Available data: Begin

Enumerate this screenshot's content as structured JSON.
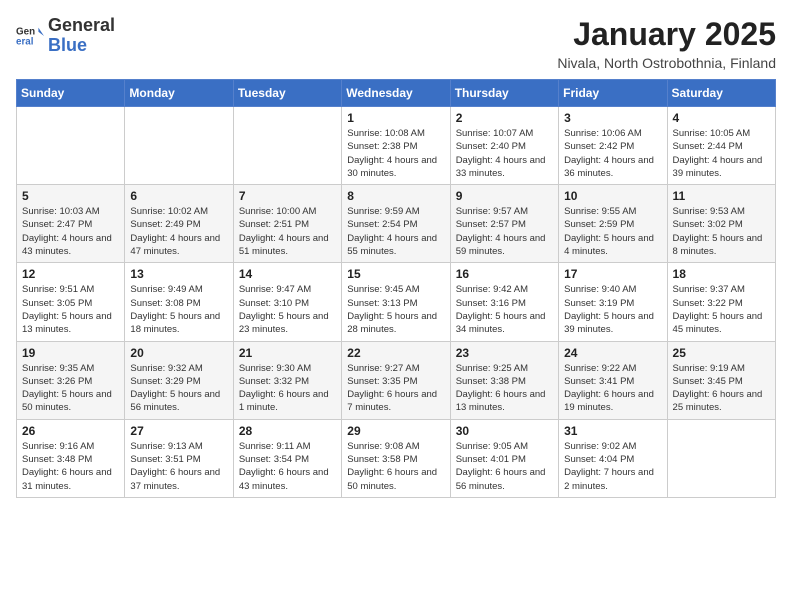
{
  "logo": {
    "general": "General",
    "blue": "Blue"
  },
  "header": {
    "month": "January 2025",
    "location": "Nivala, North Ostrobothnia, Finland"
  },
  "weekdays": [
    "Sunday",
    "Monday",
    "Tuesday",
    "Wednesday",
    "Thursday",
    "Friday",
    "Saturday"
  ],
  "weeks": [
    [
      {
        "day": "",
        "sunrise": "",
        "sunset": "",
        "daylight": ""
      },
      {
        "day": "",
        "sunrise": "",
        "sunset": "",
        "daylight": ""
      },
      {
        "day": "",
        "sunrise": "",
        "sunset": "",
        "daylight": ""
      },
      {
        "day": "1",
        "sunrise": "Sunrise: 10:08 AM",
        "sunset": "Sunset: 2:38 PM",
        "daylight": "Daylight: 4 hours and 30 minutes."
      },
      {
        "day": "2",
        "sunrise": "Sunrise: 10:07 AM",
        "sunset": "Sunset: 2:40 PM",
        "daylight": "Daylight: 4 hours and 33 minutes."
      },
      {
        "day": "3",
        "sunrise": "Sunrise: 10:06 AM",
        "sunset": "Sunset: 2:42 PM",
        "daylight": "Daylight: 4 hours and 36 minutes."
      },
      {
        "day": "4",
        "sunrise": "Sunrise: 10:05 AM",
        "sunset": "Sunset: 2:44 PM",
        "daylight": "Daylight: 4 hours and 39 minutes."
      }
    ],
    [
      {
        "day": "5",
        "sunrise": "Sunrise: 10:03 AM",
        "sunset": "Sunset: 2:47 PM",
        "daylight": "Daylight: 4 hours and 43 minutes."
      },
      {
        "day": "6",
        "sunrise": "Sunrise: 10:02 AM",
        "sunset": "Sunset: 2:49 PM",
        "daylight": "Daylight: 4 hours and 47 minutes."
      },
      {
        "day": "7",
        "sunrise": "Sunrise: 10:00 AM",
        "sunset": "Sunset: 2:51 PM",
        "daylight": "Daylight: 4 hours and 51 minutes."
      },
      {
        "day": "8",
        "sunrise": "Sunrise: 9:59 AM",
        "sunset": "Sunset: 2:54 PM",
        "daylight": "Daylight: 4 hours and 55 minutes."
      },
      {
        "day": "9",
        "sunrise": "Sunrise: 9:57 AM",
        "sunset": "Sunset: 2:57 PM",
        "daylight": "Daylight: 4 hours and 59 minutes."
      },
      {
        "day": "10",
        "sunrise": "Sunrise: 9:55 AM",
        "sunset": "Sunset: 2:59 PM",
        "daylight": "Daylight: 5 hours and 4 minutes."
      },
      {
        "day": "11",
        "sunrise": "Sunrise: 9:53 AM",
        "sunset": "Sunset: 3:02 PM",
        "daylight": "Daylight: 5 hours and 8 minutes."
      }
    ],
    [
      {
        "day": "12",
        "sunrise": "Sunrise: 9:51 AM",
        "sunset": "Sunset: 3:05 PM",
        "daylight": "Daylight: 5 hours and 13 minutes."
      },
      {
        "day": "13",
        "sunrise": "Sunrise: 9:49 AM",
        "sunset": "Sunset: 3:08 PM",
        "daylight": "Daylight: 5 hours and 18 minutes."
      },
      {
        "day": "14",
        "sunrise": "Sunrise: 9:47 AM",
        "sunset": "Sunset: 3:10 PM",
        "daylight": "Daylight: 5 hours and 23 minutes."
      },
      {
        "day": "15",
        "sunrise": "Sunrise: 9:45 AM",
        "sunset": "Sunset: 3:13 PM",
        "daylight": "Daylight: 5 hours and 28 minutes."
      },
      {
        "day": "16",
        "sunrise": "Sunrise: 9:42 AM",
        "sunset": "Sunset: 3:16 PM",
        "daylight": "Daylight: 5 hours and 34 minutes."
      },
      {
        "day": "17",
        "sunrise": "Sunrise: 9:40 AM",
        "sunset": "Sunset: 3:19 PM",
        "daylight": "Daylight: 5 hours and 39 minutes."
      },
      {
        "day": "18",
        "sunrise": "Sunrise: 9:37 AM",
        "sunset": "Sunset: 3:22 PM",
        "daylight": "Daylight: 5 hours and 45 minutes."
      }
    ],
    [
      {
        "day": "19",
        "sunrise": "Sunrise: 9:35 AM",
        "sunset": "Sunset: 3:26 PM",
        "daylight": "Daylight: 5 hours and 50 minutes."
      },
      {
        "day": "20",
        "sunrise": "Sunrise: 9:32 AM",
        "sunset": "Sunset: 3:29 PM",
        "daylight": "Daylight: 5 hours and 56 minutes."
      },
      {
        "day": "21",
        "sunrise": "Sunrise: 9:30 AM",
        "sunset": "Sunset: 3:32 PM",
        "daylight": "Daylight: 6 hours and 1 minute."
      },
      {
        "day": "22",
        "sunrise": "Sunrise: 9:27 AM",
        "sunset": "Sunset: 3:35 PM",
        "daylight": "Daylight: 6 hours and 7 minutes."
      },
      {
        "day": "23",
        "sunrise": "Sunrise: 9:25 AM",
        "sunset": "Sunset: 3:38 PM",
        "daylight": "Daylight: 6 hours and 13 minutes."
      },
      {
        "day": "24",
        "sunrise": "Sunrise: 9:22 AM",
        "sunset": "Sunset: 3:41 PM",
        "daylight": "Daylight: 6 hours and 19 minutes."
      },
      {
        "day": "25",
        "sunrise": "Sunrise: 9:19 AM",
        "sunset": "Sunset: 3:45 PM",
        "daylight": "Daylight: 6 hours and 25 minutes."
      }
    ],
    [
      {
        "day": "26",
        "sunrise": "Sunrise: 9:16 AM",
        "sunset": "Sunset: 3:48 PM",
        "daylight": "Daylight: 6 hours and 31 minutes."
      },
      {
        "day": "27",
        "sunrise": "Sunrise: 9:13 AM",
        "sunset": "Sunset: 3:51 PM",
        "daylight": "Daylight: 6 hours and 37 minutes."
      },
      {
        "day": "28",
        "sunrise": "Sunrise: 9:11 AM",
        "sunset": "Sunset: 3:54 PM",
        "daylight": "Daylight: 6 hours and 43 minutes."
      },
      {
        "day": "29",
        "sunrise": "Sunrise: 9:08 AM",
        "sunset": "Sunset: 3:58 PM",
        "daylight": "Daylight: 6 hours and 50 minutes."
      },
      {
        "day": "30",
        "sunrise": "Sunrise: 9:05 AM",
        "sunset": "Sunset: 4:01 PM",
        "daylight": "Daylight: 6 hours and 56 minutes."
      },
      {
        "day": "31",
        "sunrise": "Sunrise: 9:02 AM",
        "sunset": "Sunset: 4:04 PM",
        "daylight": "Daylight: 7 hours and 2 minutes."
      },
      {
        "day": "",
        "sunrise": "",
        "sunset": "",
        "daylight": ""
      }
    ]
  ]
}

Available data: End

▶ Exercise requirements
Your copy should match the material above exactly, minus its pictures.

▶ Answer for this exercise
Enumerate this screenshot's content as structured JSON.
{
  "logo": {
    "general": "General",
    "blue": "Blue"
  },
  "header": {
    "month": "January 2025",
    "location": "Nivala, North Ostrobothnia, Finland"
  },
  "weekdays": [
    "Sunday",
    "Monday",
    "Tuesday",
    "Wednesday",
    "Thursday",
    "Friday",
    "Saturday"
  ],
  "weeks": [
    [
      {
        "day": "",
        "sunrise": "",
        "sunset": "",
        "daylight": ""
      },
      {
        "day": "",
        "sunrise": "",
        "sunset": "",
        "daylight": ""
      },
      {
        "day": "",
        "sunrise": "",
        "sunset": "",
        "daylight": ""
      },
      {
        "day": "1",
        "sunrise": "Sunrise: 10:08 AM",
        "sunset": "Sunset: 2:38 PM",
        "daylight": "Daylight: 4 hours and 30 minutes."
      },
      {
        "day": "2",
        "sunrise": "Sunrise: 10:07 AM",
        "sunset": "Sunset: 2:40 PM",
        "daylight": "Daylight: 4 hours and 33 minutes."
      },
      {
        "day": "3",
        "sunrise": "Sunrise: 10:06 AM",
        "sunset": "Sunset: 2:42 PM",
        "daylight": "Daylight: 4 hours and 36 minutes."
      },
      {
        "day": "4",
        "sunrise": "Sunrise: 10:05 AM",
        "sunset": "Sunset: 2:44 PM",
        "daylight": "Daylight: 4 hours and 39 minutes."
      }
    ],
    [
      {
        "day": "5",
        "sunrise": "Sunrise: 10:03 AM",
        "sunset": "Sunset: 2:47 PM",
        "daylight": "Daylight: 4 hours and 43 minutes."
      },
      {
        "day": "6",
        "sunrise": "Sunrise: 10:02 AM",
        "sunset": "Sunset: 2:49 PM",
        "daylight": "Daylight: 4 hours and 47 minutes."
      },
      {
        "day": "7",
        "sunrise": "Sunrise: 10:00 AM",
        "sunset": "Sunset: 2:51 PM",
        "daylight": "Daylight: 4 hours and 51 minutes."
      },
      {
        "day": "8",
        "sunrise": "Sunrise: 9:59 AM",
        "sunset": "Sunset: 2:54 PM",
        "daylight": "Daylight: 4 hours and 55 minutes."
      },
      {
        "day": "9",
        "sunrise": "Sunrise: 9:57 AM",
        "sunset": "Sunset: 2:57 PM",
        "daylight": "Daylight: 4 hours and 59 minutes."
      },
      {
        "day": "10",
        "sunrise": "Sunrise: 9:55 AM",
        "sunset": "Sunset: 2:59 PM",
        "daylight": "Daylight: 5 hours and 4 minutes."
      },
      {
        "day": "11",
        "sunrise": "Sunrise: 9:53 AM",
        "sunset": "Sunset: 3:02 PM",
        "daylight": "Daylight: 5 hours and 8 minutes."
      }
    ],
    [
      {
        "day": "12",
        "sunrise": "Sunrise: 9:51 AM",
        "sunset": "Sunset: 3:05 PM",
        "daylight": "Daylight: 5 hours and 13 minutes."
      },
      {
        "day": "13",
        "sunrise": "Sunrise: 9:49 AM",
        "sunset": "Sunset: 3:08 PM",
        "daylight": "Daylight: 5 hours and 18 minutes."
      },
      {
        "day": "14",
        "sunrise": "Sunrise: 9:47 AM",
        "sunset": "Sunset: 3:10 PM",
        "daylight": "Daylight: 5 hours and 23 minutes."
      },
      {
        "day": "15",
        "sunrise": "Sunrise: 9:45 AM",
        "sunset": "Sunset: 3:13 PM",
        "daylight": "Daylight: 5 hours and 28 minutes."
      },
      {
        "day": "16",
        "sunrise": "Sunrise: 9:42 AM",
        "sunset": "Sunset: 3:16 PM",
        "daylight": "Daylight: 5 hours and 34 minutes."
      },
      {
        "day": "17",
        "sunrise": "Sunrise: 9:40 AM",
        "sunset": "Sunset: 3:19 PM",
        "daylight": "Daylight: 5 hours and 39 minutes."
      },
      {
        "day": "18",
        "sunrise": "Sunrise: 9:37 AM",
        "sunset": "Sunset: 3:22 PM",
        "daylight": "Daylight: 5 hours and 45 minutes."
      }
    ],
    [
      {
        "day": "19",
        "sunrise": "Sunrise: 9:35 AM",
        "sunset": "Sunset: 3:26 PM",
        "daylight": "Daylight: 5 hours and 50 minutes."
      },
      {
        "day": "20",
        "sunrise": "Sunrise: 9:32 AM",
        "sunset": "Sunset: 3:29 PM",
        "daylight": "Daylight: 5 hours and 56 minutes."
      },
      {
        "day": "21",
        "sunrise": "Sunrise: 9:30 AM",
        "sunset": "Sunset: 3:32 PM",
        "daylight": "Daylight: 6 hours and 1 minute."
      },
      {
        "day": "22",
        "sunrise": "Sunrise: 9:27 AM",
        "sunset": "Sunset: 3:35 PM",
        "daylight": "Daylight: 6 hours and 7 minutes."
      },
      {
        "day": "23",
        "sunrise": "Sunrise: 9:25 AM",
        "sunset": "Sunset: 3:38 PM",
        "daylight": "Daylight: 6 hours and 13 minutes."
      },
      {
        "day": "24",
        "sunrise": "Sunrise: 9:22 AM",
        "sunset": "Sunset: 3:41 PM",
        "daylight": "Daylight: 6 hours and 19 minutes."
      },
      {
        "day": "25",
        "sunrise": "Sunrise: 9:19 AM",
        "sunset": "Sunset: 3:45 PM",
        "daylight": "Daylight: 6 hours and 25 minutes."
      }
    ],
    [
      {
        "day": "26",
        "sunrise": "Sunrise: 9:16 AM",
        "sunset": "Sunset: 3:48 PM",
        "daylight": "Daylight: 6 hours and 31 minutes."
      },
      {
        "day": "27",
        "sunrise": "Sunrise: 9:13 AM",
        "sunset": "Sunset: 3:51 PM",
        "daylight": "Daylight: 6 hours and 37 minutes."
      },
      {
        "day": "28",
        "sunrise": "Sunrise: 9:11 AM",
        "sunset": "Sunset: 3:54 PM",
        "daylight": "Daylight: 6 hours and 43 minutes."
      },
      {
        "day": "29",
        "sunrise": "Sunrise: 9:08 AM",
        "sunset": "Sunset: 3:58 PM",
        "daylight": "Daylight: 6 hours and 50 minutes."
      },
      {
        "day": "30",
        "sunrise": "Sunrise: 9:05 AM",
        "sunset": "Sunset: 4:01 PM",
        "daylight": "Daylight: 6 hours and 56 minutes."
      },
      {
        "day": "31",
        "sunrise": "Sunrise: 9:02 AM",
        "sunset": "Sunset: 4:04 PM",
        "daylight": "Daylight: 7 hours and 2 minutes."
      },
      {
        "day": "",
        "sunrise": "",
        "sunset": "",
        "daylight": ""
      }
    ]
  ]
}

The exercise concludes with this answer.